Last week, Sirius announced that it had granted Mr. Stern and his manager more than 34 million shares of common stock, currently worth about $225 million, because certain subscriber levels had been reached. That is on top of the $500 million that Sirius had already agreed to pay Mr. Stern for his salary and production costs. Mr. Stern now holds more shares than any other single investor, according to David J. Frear, Sirius's executive vice president and chief financial officer.
Whether or not Mr. Stern's show, which begins at 6 a.m., is a success, his decision to jump from free broadcast to subscription radio has bestowed legitimacy to a medium that many had regarded with skepticism. Sirius's number of subscribers has jumped from 660,000 at the time Mr. Stern's deal was announced in October 2004, to 3.3 million today.
1. Satellite Radio - Opportunity to capitalize on the growing popularity of subscription-based radio services like Sirius.
2. Subscription Radio - Disruptive innovation opportunity to challenge traditional free broadcast radio through exclusive content and higher quality programming.
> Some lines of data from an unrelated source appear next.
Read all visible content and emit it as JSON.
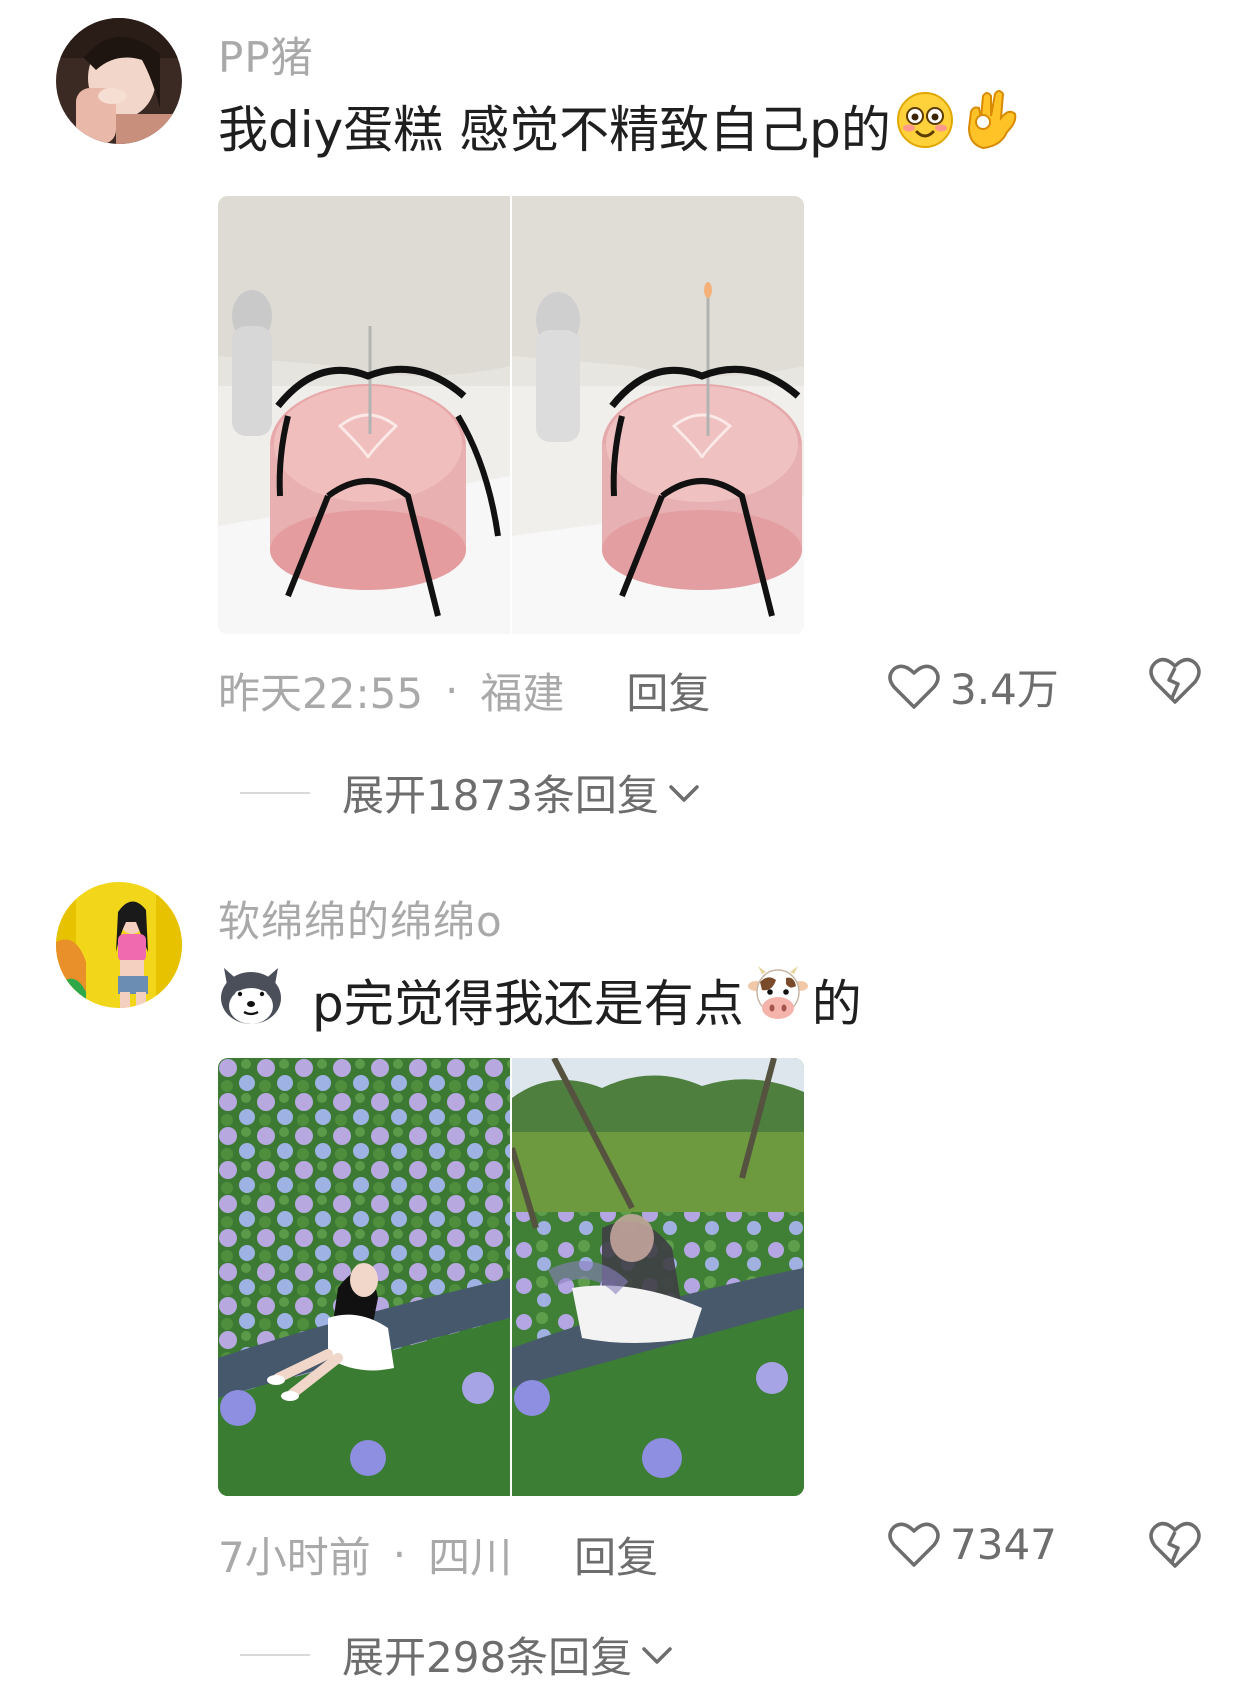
{
  "comments": [
    {
      "username": "PP猪",
      "text": "我diy蛋糕 感觉不精致自己p的",
      "emojis": [
        "blush-smile-emoji",
        "ok-hand-emoji"
      ],
      "images": [
        "cake-original-photo",
        "cake-edited-photo"
      ],
      "time": "昨天22:55",
      "location": "福建",
      "reply_label": "回复",
      "like_count": "3.4万",
      "expand_label": "展开1873条回复"
    },
    {
      "username": "软绵绵的绵绵o",
      "text": "p完觉得我还是有点",
      "text_suffix": "的",
      "emojis": [
        "dog-emoji",
        "cow-emoji"
      ],
      "images": [
        "hydrangea-edited-photo",
        "hydrangea-original-photo"
      ],
      "time": "7小时前",
      "location": "四川",
      "reply_label": "回复",
      "like_count": "7347",
      "expand_label": "展开298条回复"
    }
  ],
  "separator": "·",
  "colors": {
    "meta_gray": "#a9a9a9",
    "action_gray": "#6d6d6d",
    "text": "#1f1f1f"
  }
}
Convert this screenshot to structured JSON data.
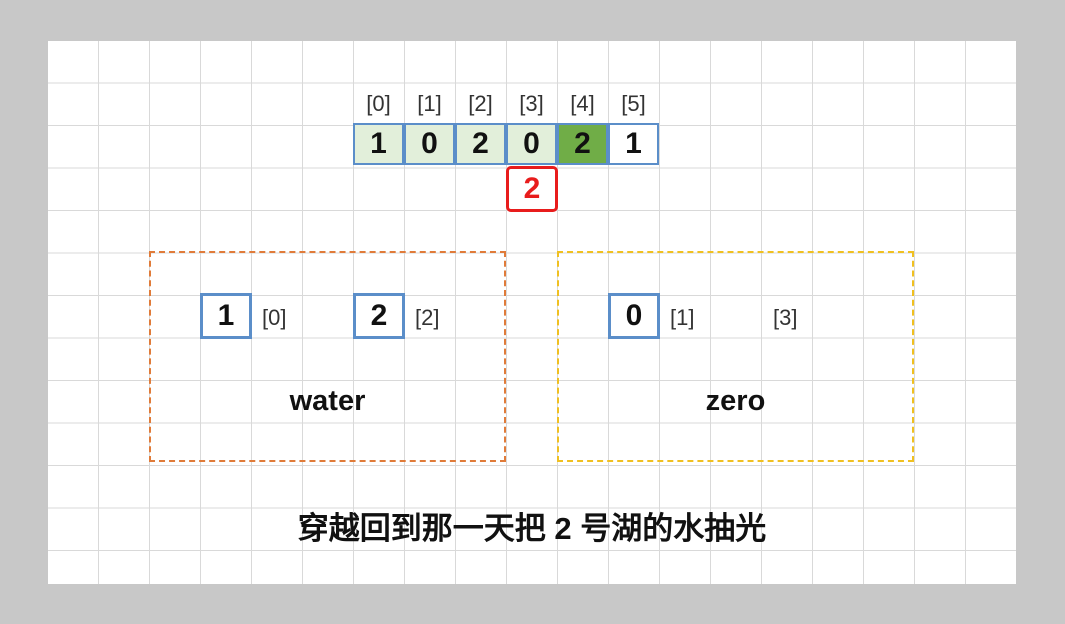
{
  "array": {
    "indices": [
      "[0]",
      "[1]",
      "[2]",
      "[3]",
      "[4]",
      "[5]"
    ],
    "values": [
      "1",
      "0",
      "2",
      "0",
      "2",
      "1"
    ],
    "cell_styles": [
      "light",
      "light",
      "light",
      "light",
      "dark",
      "plain"
    ]
  },
  "pointer": {
    "value": "2",
    "color": "#e81c1c"
  },
  "groups": {
    "water": {
      "title": "water",
      "border_color": "#e07b39",
      "items": [
        {
          "value": "1",
          "index": "[0]"
        },
        {
          "value": "2",
          "index": "[2]"
        }
      ]
    },
    "zero": {
      "title": "zero",
      "border_color": "#f0c020",
      "items": [
        {
          "value": "0",
          "index": "[1]"
        }
      ],
      "extra_index": "[3]"
    }
  },
  "caption": "穿越回到那一天把 2 号湖的水抽光",
  "colors": {
    "cell_border": "#5b8ec9",
    "light_fill": "#e2efda",
    "dark_fill": "#70ad47"
  }
}
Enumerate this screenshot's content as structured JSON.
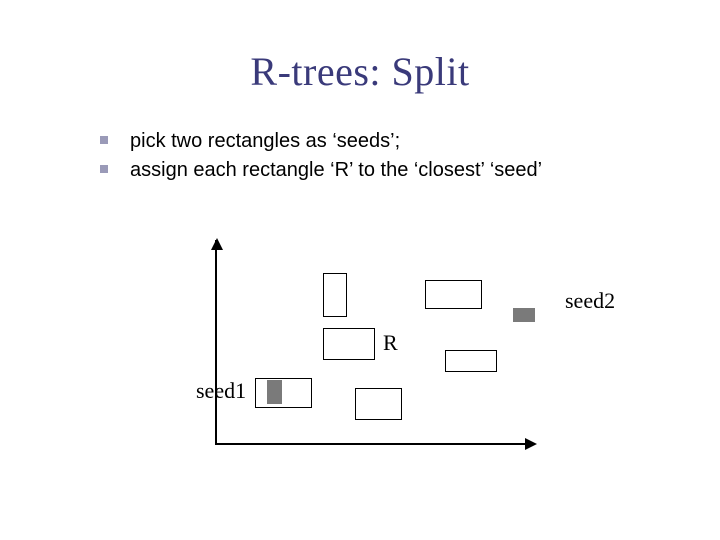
{
  "title": "R-trees: Split",
  "bullets": [
    "pick two rectangles as ‘seeds’;",
    "assign each rectangle ‘R’ to the ‘closest’ ‘seed’"
  ],
  "labels": {
    "R": "R",
    "seed1": "seed1",
    "seed2": "seed2"
  }
}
3. Celebrity Influencers - Leveraging celebrity partnerships to legitimize and promote emerging technologies and platforms like satellite radio.
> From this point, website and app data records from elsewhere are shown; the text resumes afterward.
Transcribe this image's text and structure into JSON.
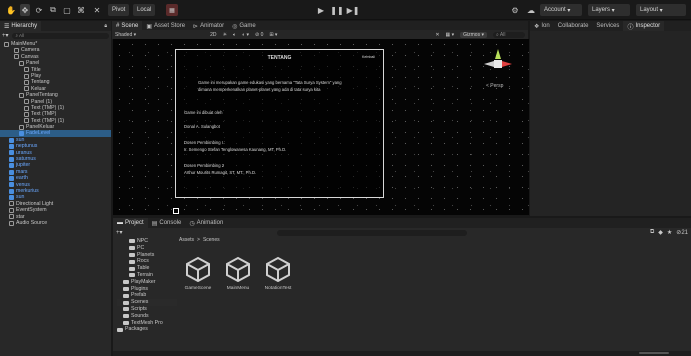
{
  "toolbar": {
    "pivot": "Pivot",
    "local": "Local",
    "account": "Account",
    "layers": "Layers",
    "layout": "Layout"
  },
  "hierarchy": {
    "title": "Hierarchy",
    "search_placeholder": "All",
    "items": [
      {
        "label": "MainMenu*",
        "indent": 0,
        "icon": "unity-logo-icon",
        "blue": false
      },
      {
        "label": "Camera",
        "indent": 2,
        "icon": "gameobject-icon",
        "blue": false
      },
      {
        "label": "Canvas",
        "indent": 2,
        "icon": "gameobject-icon",
        "blue": false
      },
      {
        "label": "Panel",
        "indent": 3,
        "icon": "gameobject-icon",
        "blue": false
      },
      {
        "label": "Title",
        "indent": 4,
        "icon": "gameobject-icon",
        "blue": false
      },
      {
        "label": "Play",
        "indent": 4,
        "icon": "gameobject-icon",
        "blue": false
      },
      {
        "label": "Tentang",
        "indent": 4,
        "icon": "gameobject-icon",
        "blue": false
      },
      {
        "label": "Keluar",
        "indent": 4,
        "icon": "gameobject-icon",
        "blue": false
      },
      {
        "label": "PanelTentang",
        "indent": 3,
        "icon": "gameobject-icon",
        "blue": false
      },
      {
        "label": "Panel (1)",
        "indent": 4,
        "icon": "gameobject-icon",
        "blue": false
      },
      {
        "label": "Text (TMP) (1)",
        "indent": 4,
        "icon": "gameobject-icon",
        "blue": false
      },
      {
        "label": "Text (TMP)",
        "indent": 4,
        "icon": "gameobject-icon",
        "blue": false
      },
      {
        "label": "Text (TMP) (1)",
        "indent": 4,
        "icon": "gameobject-icon",
        "blue": false
      },
      {
        "label": "PanelKeluar",
        "indent": 3,
        "icon": "gameobject-icon",
        "blue": false
      },
      {
        "label": "FadeLevel",
        "indent": 3,
        "icon": "prefab-icon",
        "blue": true
      },
      {
        "label": "sun",
        "indent": 1,
        "icon": "prefab-icon",
        "blue": true
      },
      {
        "label": "neptunus",
        "indent": 1,
        "icon": "prefab-icon",
        "blue": true
      },
      {
        "label": "uranus",
        "indent": 1,
        "icon": "prefab-icon",
        "blue": true
      },
      {
        "label": "saturnus",
        "indent": 1,
        "icon": "prefab-icon",
        "blue": true
      },
      {
        "label": "jupiter",
        "indent": 1,
        "icon": "prefab-icon",
        "blue": true
      },
      {
        "label": "mars",
        "indent": 1,
        "icon": "prefab-icon",
        "blue": true
      },
      {
        "label": "earth",
        "indent": 1,
        "icon": "prefab-icon",
        "blue": true
      },
      {
        "label": "venus",
        "indent": 1,
        "icon": "prefab-icon",
        "blue": true
      },
      {
        "label": "merkurius",
        "indent": 1,
        "icon": "prefab-icon",
        "blue": true
      },
      {
        "label": "sun",
        "indent": 1,
        "icon": "prefab-icon",
        "blue": true
      },
      {
        "label": "Directional Light",
        "indent": 1,
        "icon": "gameobject-icon",
        "blue": false
      },
      {
        "label": "EventSystem",
        "indent": 1,
        "icon": "gameobject-icon",
        "blue": false
      },
      {
        "label": "star",
        "indent": 1,
        "icon": "gameobject-icon",
        "blue": false
      },
      {
        "label": "Audio Source",
        "indent": 1,
        "icon": "gameobject-icon",
        "blue": false
      }
    ]
  },
  "scene_tabs": {
    "scene": "Scene",
    "asset_store": "Asset Store",
    "animator": "Animator",
    "game": "Game",
    "shaded": "Shaded",
    "mode_2d": "2D",
    "gizmos": "Gizmos",
    "gizmo_search": "All",
    "persp": "< Persp"
  },
  "menu_panel": {
    "title": "TENTANG",
    "close": "Kembali",
    "description_1": "Game ini merupakan game edukasi yang bernama \"Tata Surya System\" yang",
    "description_2": "dimana memperkenalkan planet-planet yang ada di tata surya kita",
    "creator_label": "Game ini dibuat oleh",
    "creator_name": "Donal A. Sulangbot",
    "advisor1_label": "Dosen Pembimbing I :",
    "advisor1_name": "Ir. Semengo Stefan Tenglowanesa Kaunang, MT, Ph.D.",
    "advisor2_label": "Dosen Pembimbing 2",
    "advisor2_name": "Arthur Mourits Rumagit, ST, MT., Ph.D."
  },
  "inspector_tabs": {
    "inspector": "Inspector",
    "collaborate": "Collaborate",
    "services": "Services",
    "ion": "Ion"
  },
  "project": {
    "tab_project": "Project",
    "tab_console": "Console",
    "tab_animation": "Animation",
    "breadcrumb_root": "Assets",
    "breadcrumb_sep": ">",
    "breadcrumb_current": "Scenes",
    "count": "21",
    "folders": [
      {
        "label": "NPC",
        "indent": 1
      },
      {
        "label": "PC",
        "indent": 1
      },
      {
        "label": "Planets",
        "indent": 1
      },
      {
        "label": "Rocs",
        "indent": 1
      },
      {
        "label": "Table",
        "indent": 1
      },
      {
        "label": "Terrain",
        "indent": 1
      },
      {
        "label": "PlayMaker",
        "indent": 0
      },
      {
        "label": "Plugins",
        "indent": 0
      },
      {
        "label": "Prefab",
        "indent": 0
      },
      {
        "label": "Scenes",
        "indent": 0
      },
      {
        "label": "Scripts",
        "indent": 0
      },
      {
        "label": "Sounds",
        "indent": 0
      },
      {
        "label": "TextMesh Pro",
        "indent": 0
      },
      {
        "label": "Packages",
        "indent": -1
      }
    ],
    "assets": [
      {
        "label": "GameScene"
      },
      {
        "label": "MainMenu"
      },
      {
        "label": "NotationTest"
      }
    ]
  },
  "colors": {
    "accent_blue": "#4a8fe0",
    "bg": "#191919",
    "panel": "#282828",
    "red": "#e04040",
    "yellow_green": "#b8e05a"
  }
}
1. Entertainment Media - Potential for growth and innovation in the satellite radio industry as subscription-based services gain traction.
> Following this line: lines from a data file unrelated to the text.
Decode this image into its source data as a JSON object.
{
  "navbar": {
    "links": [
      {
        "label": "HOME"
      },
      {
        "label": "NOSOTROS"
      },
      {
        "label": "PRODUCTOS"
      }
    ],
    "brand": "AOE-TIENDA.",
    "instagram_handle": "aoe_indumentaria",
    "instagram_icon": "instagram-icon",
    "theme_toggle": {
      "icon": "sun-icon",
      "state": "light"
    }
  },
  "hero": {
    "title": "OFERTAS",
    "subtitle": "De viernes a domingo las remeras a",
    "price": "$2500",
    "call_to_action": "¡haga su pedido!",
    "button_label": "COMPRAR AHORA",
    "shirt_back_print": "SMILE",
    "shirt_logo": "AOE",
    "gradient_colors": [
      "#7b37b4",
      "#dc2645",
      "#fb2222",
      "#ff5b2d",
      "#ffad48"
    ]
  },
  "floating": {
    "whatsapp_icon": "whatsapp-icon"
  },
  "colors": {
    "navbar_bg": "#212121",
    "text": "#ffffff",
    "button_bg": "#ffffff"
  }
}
2. Broadcasting - Opportunity for broadcasters to explore partnerships with celebrity influencers and adapt to changing consumer preferences for subscription-based radio services.
3. Technology - Innovation opportunities in the development of satellite radio technology and infrastructure to support the expansion of subscription-based radio services.